I think the main source of your confusion is you might be reading the string diagrams a little wrong. The 5th string 3rd fret refers either to the A string fretting C, or the B string fretting D. Regardless, neither of these provide the nothing but confusion. The note G is found on the third fret, sixth -OR- first string. The high and low E strings have the exact same tuning so their notes progress in the same order.

As for the C chord, here is the proper fingering for the most common form.

x E
3 a
2 d
0 g
1 b
0 e
#6
Quote by PekarGuitar
the book is wrong about the 5th string, 3rd fret. It is C not G. On a side note a C chord is made of C, E, and G. Any chord you play containing these (and only these) three notes (and any octaves of them) is a Cmajor chord (but may be inverted. i.e, G is the lowest note instead of C). Just a little insight, I'm not trying to confuse you. If you want me to explain better then I can try.

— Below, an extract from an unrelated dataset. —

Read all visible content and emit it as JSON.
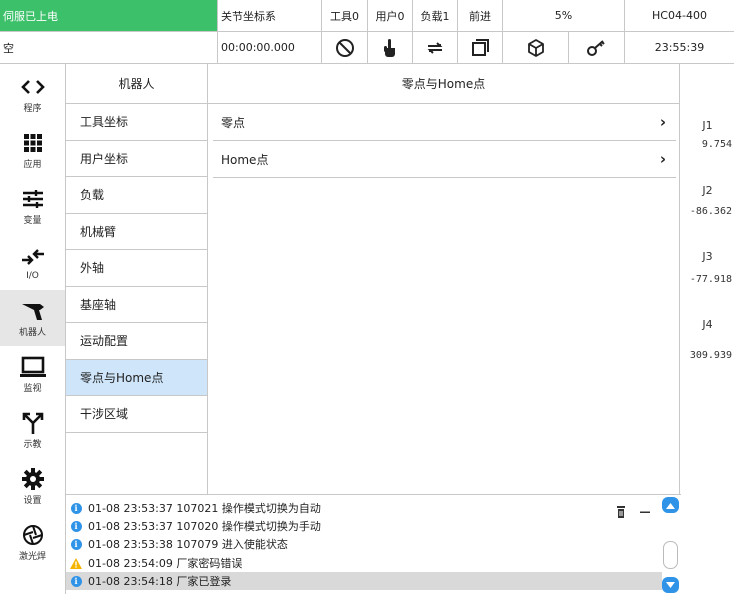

I worked out why the book was wrong. It numbers the strings in reverse order, which is annoying to say the least!

And thanks for the help guys
#7
yeah you will find that most places will put the order like this
e
B
G
D
A
E
Stop whining and learn your theory!

Quote by oddhawk676
Yeah, some black guy with a yankees cap walks into the ice cream parlor, and I said "We dont serve your kind here," as in, yankee fans, i guess he thought something else and left.